_TRY IT_: Scan the listing below. Return every line containing the string "this".

_ENTRIES SUPPLIED_:
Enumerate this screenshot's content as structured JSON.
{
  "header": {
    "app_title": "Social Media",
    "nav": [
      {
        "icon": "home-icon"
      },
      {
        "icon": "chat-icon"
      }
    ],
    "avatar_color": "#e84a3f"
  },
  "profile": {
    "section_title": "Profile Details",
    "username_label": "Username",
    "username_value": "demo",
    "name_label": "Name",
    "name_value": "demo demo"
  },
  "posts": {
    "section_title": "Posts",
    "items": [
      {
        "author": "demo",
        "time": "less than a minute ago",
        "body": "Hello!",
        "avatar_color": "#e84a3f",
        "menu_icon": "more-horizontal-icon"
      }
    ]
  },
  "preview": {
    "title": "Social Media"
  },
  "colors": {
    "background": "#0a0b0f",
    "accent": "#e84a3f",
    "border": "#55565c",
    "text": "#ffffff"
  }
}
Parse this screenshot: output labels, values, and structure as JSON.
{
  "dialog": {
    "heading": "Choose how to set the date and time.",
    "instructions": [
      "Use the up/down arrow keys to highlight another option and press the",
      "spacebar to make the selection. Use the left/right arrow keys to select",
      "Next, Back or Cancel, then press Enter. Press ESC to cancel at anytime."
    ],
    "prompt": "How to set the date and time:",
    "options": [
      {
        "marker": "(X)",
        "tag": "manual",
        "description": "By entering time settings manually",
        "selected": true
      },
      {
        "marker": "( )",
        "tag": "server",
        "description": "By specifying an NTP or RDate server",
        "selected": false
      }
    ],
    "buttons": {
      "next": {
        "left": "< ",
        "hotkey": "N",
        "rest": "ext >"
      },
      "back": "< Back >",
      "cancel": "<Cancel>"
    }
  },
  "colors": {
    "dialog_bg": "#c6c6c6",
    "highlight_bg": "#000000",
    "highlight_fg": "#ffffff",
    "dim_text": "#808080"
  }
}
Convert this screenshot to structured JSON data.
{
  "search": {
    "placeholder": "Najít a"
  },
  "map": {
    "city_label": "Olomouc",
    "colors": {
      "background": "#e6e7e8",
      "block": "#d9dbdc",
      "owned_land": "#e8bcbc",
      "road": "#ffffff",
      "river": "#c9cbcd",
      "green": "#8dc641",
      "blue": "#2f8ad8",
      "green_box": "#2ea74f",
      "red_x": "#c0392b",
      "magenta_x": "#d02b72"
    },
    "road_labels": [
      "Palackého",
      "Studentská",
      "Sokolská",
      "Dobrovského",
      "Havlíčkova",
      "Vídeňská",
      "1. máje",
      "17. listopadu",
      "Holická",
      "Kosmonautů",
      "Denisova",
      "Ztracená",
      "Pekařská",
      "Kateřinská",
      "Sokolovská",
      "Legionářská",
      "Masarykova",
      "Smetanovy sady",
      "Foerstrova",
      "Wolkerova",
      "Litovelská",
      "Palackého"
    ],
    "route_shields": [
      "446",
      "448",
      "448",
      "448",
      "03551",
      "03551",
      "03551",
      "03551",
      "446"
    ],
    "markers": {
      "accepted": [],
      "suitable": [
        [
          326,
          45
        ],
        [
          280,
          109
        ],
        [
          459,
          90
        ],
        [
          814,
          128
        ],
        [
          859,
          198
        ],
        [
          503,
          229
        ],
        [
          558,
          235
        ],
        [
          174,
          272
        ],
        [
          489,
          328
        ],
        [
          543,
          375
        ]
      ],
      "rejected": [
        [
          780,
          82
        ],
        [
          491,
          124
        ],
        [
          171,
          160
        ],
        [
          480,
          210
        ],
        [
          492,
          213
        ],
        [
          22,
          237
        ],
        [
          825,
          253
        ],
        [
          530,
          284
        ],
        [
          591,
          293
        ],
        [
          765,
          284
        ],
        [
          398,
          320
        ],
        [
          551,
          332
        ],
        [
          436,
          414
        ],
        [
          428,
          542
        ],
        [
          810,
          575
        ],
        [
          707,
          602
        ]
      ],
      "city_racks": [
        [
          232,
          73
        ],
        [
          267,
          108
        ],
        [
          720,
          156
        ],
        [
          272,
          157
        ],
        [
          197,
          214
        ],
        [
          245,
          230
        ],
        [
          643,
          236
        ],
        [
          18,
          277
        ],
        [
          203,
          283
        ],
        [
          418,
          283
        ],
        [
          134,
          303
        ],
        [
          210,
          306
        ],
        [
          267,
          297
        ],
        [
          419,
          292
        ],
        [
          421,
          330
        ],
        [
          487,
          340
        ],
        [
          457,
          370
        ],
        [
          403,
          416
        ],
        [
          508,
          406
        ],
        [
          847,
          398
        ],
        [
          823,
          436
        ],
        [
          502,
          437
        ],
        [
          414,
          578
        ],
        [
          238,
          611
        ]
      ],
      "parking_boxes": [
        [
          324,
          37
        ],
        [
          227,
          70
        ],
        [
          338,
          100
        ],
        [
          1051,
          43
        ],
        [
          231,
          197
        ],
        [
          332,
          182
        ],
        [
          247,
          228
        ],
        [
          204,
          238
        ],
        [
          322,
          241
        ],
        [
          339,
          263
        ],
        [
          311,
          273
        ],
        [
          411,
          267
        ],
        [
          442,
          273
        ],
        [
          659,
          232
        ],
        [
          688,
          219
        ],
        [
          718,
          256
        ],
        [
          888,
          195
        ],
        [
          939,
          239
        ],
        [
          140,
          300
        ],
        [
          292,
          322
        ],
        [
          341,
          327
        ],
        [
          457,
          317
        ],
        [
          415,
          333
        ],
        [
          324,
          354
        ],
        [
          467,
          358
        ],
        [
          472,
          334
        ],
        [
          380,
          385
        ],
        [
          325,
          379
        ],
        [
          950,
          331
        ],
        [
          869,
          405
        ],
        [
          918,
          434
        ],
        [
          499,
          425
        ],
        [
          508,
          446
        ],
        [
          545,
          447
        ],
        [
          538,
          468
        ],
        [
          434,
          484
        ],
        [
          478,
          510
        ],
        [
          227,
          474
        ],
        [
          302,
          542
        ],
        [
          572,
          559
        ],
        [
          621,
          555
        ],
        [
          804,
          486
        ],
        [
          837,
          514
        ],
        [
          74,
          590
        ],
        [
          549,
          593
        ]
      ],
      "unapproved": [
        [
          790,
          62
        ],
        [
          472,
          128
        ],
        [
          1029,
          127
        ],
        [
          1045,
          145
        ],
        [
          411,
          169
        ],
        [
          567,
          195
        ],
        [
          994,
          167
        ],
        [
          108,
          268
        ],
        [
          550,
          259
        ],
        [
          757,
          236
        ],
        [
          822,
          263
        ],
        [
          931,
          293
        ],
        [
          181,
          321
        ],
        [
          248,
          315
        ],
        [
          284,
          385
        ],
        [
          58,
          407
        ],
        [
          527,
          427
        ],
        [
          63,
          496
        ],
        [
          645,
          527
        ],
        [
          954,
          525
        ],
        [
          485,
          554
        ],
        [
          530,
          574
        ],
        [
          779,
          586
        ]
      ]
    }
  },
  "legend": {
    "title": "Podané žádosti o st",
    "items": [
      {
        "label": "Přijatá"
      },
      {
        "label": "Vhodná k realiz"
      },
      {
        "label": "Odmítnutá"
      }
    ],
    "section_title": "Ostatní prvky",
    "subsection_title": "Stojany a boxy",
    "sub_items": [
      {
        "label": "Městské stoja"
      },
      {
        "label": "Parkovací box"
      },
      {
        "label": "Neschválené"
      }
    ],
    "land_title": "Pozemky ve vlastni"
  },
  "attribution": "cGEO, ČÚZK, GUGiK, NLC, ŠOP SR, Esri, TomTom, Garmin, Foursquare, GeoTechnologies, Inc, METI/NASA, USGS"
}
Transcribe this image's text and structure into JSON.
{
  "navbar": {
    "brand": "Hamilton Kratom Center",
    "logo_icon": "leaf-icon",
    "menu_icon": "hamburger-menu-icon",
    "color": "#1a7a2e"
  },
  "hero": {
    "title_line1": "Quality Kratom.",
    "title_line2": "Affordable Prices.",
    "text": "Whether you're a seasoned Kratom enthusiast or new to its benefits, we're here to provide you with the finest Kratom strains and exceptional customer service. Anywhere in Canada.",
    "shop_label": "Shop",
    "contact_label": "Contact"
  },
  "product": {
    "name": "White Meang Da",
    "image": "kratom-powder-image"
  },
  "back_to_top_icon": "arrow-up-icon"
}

_FINISHED TASK_:
Enumerate this screenshot's content as structured JSON.
Parse this screenshot: output labels, values, and structure as JSON.
Convert this screenshot to structured JSON data.
Transcribe this image's text and structure into JSON.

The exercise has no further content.